3. Next to their names rate each on on a scale of 1-10 on how kind and nice they are as friends. A "10" being they are always kind and courteous, the best of friends. A "5" being, most of the time they are nice but sometimes . . . ? Then a "1" being, you know, they often do things that are not nice or appropriate, they can actually be mean.
4. Here is the important part - Pick the easy targets first. They need to build courage by being set up for success at the start. (A bully is too hard for most to back down until they build up their courage and strength.). After reading the story below with them, start with your "5's". These are your friends that could be a little bit better friends. Help you child to start "calling them out" for some of the small things their "5" friend do. They will be surprised because their friends will actually respect and admire them for doing this.
In the end, your real reward is when their courage and assertiveness grows. But even better, when you get the peace of mind knowing they will always have friends and relationships based on kindness and respect!
Could you just imagine if all our kids in middle school and high school did this?
Yours for stronger kids,
Here is the email from one of our wonderful karate moms:
I wanted to send you a short note to let you know that "It works!" I mentioned it briefly at the dojo but I wanted to give you the details of an example of Ava standing up for herself in school. The other morning before school, she was kind of moping around and said, "Mom, can you ask Mrs Smith (her teacher) to tell Kevin to stop teasing me?". I asked Ava what was going on and she said that Kevin, who sits directly in front of her, often will turn around when the teacher isn't looking and pull down his mask to "tease" her. I assured her that I will always help her to resolve big problems and then I asked her if she thought that this was a big problem. A light bulb went off and her face lit up. We talked about how she could apply her karate training to resolve her situation at school. It worked! She took her words and confidence to school that day. Her body language as she ran off the bus that afternoon said it all. She was very proud of herself for handling the situation. Ava said, " Kevin even asked if I would play with him at recess." I'm a proud mama too:)

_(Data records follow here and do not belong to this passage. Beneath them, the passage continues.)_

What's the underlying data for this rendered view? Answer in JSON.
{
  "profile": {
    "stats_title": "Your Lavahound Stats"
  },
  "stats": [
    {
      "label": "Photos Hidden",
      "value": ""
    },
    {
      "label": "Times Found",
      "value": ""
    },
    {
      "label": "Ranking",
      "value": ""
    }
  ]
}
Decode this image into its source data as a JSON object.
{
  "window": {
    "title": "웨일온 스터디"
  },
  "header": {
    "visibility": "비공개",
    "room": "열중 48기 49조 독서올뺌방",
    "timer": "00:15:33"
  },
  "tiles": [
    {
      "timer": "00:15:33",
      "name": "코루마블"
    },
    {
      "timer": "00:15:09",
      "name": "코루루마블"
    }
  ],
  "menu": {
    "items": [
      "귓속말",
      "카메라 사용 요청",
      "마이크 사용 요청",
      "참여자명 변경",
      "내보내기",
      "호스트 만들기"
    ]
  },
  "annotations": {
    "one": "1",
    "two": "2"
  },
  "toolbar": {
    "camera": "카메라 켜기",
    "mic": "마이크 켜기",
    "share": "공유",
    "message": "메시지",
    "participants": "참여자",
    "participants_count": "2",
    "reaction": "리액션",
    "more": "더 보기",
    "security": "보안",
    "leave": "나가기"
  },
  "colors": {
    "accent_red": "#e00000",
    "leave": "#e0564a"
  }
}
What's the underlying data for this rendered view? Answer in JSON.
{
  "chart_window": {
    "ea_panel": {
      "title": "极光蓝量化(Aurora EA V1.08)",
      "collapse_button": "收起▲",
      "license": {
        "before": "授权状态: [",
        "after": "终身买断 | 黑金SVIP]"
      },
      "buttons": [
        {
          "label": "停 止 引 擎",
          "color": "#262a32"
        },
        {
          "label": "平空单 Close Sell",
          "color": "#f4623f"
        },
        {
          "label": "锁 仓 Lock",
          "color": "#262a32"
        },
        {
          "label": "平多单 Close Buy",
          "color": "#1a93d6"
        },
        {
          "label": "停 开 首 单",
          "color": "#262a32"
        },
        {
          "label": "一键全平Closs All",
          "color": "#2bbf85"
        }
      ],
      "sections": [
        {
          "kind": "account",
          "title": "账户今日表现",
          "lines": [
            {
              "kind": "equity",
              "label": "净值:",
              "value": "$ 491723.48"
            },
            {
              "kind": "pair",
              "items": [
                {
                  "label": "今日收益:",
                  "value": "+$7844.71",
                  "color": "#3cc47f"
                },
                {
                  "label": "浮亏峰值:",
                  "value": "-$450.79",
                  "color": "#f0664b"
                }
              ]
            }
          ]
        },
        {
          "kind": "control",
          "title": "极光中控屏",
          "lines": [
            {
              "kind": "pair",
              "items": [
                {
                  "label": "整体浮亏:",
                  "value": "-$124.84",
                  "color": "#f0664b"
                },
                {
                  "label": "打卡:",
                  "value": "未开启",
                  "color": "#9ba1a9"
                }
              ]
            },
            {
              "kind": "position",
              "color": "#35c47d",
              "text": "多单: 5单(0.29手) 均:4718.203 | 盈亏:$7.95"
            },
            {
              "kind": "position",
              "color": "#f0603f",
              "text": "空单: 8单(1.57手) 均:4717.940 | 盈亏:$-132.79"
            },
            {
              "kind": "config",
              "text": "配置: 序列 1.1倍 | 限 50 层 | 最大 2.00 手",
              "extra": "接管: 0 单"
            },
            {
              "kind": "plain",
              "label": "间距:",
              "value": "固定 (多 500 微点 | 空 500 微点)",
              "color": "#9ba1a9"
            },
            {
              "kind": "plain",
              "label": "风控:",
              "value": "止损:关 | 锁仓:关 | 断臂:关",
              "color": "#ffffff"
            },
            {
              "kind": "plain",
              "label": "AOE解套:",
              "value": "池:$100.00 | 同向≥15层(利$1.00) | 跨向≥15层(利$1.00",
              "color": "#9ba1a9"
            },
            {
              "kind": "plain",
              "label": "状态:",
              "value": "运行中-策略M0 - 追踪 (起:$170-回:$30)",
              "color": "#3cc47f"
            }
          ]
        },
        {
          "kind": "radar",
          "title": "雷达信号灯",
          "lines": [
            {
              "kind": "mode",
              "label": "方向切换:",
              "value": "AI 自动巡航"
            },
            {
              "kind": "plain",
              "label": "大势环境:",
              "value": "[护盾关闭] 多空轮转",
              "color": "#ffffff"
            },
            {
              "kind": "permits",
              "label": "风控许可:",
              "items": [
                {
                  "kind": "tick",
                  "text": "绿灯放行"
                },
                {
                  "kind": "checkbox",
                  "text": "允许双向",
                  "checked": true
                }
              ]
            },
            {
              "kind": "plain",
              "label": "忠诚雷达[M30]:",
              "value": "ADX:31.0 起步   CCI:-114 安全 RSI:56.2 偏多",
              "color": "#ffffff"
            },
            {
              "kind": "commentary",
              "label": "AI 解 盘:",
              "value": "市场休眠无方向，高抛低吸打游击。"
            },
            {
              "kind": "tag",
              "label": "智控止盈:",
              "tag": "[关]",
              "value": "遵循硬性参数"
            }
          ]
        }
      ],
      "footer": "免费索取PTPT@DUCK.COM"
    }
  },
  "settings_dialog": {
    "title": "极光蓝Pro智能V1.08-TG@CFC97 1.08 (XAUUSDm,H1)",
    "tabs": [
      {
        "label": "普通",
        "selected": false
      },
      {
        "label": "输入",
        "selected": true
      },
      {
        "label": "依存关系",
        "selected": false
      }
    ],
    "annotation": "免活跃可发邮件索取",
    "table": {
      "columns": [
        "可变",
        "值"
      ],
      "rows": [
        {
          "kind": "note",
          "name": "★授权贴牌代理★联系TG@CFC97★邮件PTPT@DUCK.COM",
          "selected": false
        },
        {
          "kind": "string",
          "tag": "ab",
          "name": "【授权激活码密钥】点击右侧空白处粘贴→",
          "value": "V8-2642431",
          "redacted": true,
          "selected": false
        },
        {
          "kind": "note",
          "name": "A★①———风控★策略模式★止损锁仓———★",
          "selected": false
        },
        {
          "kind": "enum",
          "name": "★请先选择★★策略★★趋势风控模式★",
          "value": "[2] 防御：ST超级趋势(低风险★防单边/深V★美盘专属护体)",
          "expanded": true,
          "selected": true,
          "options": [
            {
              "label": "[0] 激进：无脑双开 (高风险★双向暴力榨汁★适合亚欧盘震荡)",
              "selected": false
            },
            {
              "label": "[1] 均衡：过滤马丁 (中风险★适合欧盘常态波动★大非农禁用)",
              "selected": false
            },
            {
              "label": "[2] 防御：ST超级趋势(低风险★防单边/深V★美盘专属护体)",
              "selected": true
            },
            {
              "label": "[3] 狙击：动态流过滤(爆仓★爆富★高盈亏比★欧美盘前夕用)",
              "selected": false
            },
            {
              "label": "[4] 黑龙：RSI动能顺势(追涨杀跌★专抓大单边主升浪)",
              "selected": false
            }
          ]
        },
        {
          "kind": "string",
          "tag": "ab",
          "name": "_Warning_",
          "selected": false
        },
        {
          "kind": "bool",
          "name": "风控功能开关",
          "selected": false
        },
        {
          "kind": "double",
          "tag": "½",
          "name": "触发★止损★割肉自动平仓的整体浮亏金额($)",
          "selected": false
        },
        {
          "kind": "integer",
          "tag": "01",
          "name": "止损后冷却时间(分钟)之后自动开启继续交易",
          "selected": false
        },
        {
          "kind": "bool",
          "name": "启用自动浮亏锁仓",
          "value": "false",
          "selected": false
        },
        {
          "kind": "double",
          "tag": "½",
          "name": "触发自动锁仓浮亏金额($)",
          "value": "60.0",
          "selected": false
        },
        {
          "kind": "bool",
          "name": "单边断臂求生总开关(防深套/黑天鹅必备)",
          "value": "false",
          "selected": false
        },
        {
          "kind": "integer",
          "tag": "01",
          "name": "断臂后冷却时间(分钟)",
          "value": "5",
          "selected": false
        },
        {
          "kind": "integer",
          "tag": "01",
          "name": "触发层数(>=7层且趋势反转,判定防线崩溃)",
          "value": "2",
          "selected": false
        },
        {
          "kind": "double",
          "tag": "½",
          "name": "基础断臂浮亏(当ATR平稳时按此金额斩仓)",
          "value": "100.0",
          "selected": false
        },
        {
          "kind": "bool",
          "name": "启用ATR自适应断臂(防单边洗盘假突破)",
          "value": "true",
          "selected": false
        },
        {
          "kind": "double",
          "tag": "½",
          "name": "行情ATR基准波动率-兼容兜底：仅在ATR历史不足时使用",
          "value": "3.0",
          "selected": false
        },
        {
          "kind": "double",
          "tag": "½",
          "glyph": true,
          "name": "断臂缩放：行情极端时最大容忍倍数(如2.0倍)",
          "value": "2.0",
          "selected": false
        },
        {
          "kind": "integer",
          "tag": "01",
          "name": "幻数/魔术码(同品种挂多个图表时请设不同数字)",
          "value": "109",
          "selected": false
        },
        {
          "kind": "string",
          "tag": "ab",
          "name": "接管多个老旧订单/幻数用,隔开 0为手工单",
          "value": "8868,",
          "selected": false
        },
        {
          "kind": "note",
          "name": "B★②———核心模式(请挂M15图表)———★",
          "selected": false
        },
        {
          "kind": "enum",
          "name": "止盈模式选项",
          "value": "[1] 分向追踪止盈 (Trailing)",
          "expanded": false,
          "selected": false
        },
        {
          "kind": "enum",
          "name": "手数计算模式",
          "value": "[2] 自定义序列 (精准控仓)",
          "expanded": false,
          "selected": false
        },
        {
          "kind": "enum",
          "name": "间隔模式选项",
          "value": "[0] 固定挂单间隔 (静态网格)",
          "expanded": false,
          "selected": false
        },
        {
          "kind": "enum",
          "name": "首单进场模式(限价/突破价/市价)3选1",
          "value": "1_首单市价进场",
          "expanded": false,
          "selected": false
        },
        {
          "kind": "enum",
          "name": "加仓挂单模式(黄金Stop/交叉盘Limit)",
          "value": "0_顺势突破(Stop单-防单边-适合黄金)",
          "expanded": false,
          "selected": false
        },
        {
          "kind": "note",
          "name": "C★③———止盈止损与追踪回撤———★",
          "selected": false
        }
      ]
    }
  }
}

Julie ____________________________ And, my reply back: Julie, Wow, this is HUGE!!!!!!!!!!!!!!! Ava just got STRONGER! If we as parents always come to their rescue, especially on the small stuff, kids never learn to do it on their own. Plus they miss a golden opportunity to build up their confidence and courage. I bet because of this, Ava never accepts anyone treating her anything less than she expects from them. She also is gaining the skills of knowing when to ask for help from an adult and when she should not. When she should handle it herself. As she gets older, adults will not be around all the time to protect her. It should be a reassuring feeling for you as a parent knowing she can protect and stand up for herself when needed. She is learning the powerful lesson of being able to say "NO"! That is funny but not surprising that Kevin wants to play with her now. Kevin may not be a “bully", but often when we help kids (and their parents) with bullying, once a child turns the table on a bully with strength, the bully will want to be their friend. Kids are often confused why someone who was hurting them would all of a sudden want to be nice to them and their friend. How could someone who has been hurting me for months, or years, all of a sudden want to be my friend? This happens all the time. It is because of the shift of power. You now have the power and they need to be close to that power if they cannot have it themselves. But what probably has more than likely happened is Kevin "kind of likes" Ava and he was teasing her to get her attention (Oh you are in trouble when she becomes a teen ;-)) But this is even better because Ava had the courage to establish in her relationship with Kevin - she expects him to treat her with kindness and courtesy, and she will not tolerate anything less. She “put him in his place" so to speak in a assertive yet respectful way. If every girl (and boy) was this way, there would never be any controlling or abusive relationships. They take charge from he start with strength and confidence by letting them know what type of friendship they expects. Like we say in class "You get what you tolerate!" Nice job mom. You are developing a STRONG young lady. “I always stand up for myself and others!” Yours for stronger kids, Sensei P.S. - If I change the names can I share this amazing story with our other parents? I always say, “If you can just get your child to do this once they will be changed forever!"